The new study, entitled Mismatch vs. standard intervention during memory reconsolidation blockade with propranolol: effect on psychophysiological reactivity during traumatic imagery, is funded by the National Institute of Mental Health (NIMH), and began in the third quarter of 2023. The project is led by Home Base Senior Director of Research Kaloyan Tanev MD, and Scott Orr PhD of the MGH Dept. of Psychiatry and the goal is to develop a novel intervention for posttraumatic stress symptoms inspired by the science of memory reconsolidation
If you or someone you know has experienced a traumatic event and would like to learn more about potentially participating in the study, click below to learn more:
More About the Study
Previous research has shown that when a stable, consolidated memory is reactivated under appropriate conditions, it reverts to an unstable state, a process referred to as deconsolidation. In such a state, the memory is susceptible to the action of various “amnestic” agents that may inhibit its reconsolidation, thereby weakening it. The β- adrenergic blocker propranolol (PPNL) possesses such amnestic properties.
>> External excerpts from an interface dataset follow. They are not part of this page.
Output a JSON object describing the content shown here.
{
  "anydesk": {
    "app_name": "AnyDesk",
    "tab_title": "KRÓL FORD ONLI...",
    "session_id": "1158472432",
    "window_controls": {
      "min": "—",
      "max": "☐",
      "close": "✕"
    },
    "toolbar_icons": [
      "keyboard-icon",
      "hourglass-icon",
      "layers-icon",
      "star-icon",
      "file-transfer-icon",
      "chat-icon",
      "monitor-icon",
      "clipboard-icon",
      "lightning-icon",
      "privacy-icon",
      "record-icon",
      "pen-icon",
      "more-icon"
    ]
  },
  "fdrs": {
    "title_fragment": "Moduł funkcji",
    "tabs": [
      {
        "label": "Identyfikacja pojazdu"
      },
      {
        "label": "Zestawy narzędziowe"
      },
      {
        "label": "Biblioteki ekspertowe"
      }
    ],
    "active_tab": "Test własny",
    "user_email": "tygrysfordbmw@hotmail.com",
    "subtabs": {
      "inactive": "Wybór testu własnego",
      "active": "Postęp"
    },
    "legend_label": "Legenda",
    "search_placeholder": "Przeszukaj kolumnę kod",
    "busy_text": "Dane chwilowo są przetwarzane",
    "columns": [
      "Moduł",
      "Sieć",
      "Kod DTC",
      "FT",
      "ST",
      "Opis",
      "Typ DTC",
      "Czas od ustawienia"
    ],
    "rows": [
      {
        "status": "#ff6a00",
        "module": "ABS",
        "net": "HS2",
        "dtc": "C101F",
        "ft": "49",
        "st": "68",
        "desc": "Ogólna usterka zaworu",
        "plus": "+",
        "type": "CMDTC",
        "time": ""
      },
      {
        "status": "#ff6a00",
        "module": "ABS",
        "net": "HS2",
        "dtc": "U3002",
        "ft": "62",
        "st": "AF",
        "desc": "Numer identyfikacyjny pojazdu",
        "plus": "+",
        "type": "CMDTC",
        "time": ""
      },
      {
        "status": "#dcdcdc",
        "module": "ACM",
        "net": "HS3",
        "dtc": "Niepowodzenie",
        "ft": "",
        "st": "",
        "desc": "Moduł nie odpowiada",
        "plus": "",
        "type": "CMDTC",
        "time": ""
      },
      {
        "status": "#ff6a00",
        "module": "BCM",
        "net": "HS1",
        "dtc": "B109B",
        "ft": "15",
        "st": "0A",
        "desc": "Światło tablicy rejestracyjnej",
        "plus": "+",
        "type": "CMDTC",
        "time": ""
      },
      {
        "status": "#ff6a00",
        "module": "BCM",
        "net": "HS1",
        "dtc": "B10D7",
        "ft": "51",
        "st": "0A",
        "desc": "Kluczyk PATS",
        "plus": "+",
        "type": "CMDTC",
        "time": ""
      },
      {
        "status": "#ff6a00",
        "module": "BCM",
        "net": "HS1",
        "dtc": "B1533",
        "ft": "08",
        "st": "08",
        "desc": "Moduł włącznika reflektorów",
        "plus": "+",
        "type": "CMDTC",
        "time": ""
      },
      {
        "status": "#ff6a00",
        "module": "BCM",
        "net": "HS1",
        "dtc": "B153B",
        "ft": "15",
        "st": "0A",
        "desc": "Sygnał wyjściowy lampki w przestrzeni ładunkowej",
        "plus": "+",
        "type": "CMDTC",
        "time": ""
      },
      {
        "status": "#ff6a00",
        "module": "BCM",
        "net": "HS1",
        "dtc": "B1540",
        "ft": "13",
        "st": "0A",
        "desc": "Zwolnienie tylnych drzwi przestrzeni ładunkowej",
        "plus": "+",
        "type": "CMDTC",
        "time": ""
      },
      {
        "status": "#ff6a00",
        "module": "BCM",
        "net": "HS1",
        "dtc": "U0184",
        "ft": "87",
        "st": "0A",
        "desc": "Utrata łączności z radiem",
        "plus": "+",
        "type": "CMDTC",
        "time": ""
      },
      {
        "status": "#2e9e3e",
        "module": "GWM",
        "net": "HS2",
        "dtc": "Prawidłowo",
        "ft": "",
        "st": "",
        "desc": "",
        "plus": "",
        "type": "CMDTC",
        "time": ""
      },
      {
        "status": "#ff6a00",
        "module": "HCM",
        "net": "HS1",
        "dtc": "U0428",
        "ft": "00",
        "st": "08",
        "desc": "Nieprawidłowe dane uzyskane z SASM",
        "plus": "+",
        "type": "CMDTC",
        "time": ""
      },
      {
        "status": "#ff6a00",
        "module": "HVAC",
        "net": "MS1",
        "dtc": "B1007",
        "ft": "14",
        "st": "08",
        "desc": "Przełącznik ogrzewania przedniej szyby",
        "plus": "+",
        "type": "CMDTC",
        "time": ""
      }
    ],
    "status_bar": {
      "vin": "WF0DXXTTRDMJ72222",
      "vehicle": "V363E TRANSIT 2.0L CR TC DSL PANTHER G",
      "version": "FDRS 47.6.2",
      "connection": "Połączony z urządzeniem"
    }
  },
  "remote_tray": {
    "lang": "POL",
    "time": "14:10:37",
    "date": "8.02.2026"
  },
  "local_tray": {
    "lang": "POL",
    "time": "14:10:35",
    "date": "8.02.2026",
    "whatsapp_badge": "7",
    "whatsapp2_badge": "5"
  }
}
More recent research has found that in order to initiate deconsolidation, there must be a prediction error, or mismatch, between what is expected and what occurs when the memory is reactivated. Prior placebo-controlled, randomized clinical trials from our laboratory have found that when propranolol is administered concomitant with the reactivation of a psychologically traumatic memory, the memory is weakened, as revealed by subsequent lower physiological (heart rate, skin conductance, facial electromyogram) responding during script-driven mental imagery. Clinical applicability was evaluated in a placebo-controlled, randomized clinical trial, in which PTSD participants receiving propranolol underwent six weekly sessions of 10-20 min of “standard” (STD) traumatic memory reactivation stimulated by reading a narrative.
After treatment, these participants showed a greater reduction of PTSD symptoms compared to participants who had taken the placebo. The goal of this study is to test whether intentionally incorporating innovative mismatch (MM) into traumatic memory reactivation can improve upon physiological response during script-driven mental imagery. Participants will be randomized to one of 2 treatment arms: STD/PPNL and MM/PPNL.
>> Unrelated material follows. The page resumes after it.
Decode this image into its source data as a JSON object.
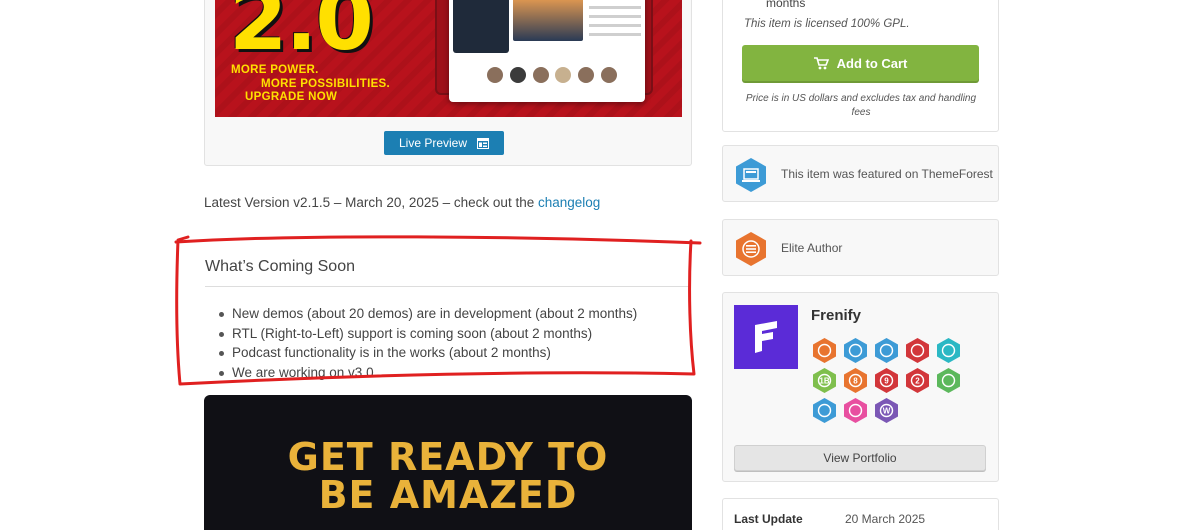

A baseline assessment will measure psychophysiological responsivity to script-driven mental imagery. PPNL is administered 90-min prior to each of six weekly 10-20 min. traumatic memory reactivation sessions. In the MM condition, a different, unexpected mismatch (e.g., changing the chair the participant sits on while reading) will be incorporated into the reactivation. In the STD condition, the participant will read the narrative the same way each time.
The focus of this study is to assess whether the MM/PPNL group shows lower subsequent physiological responses than the STD/PPNL group.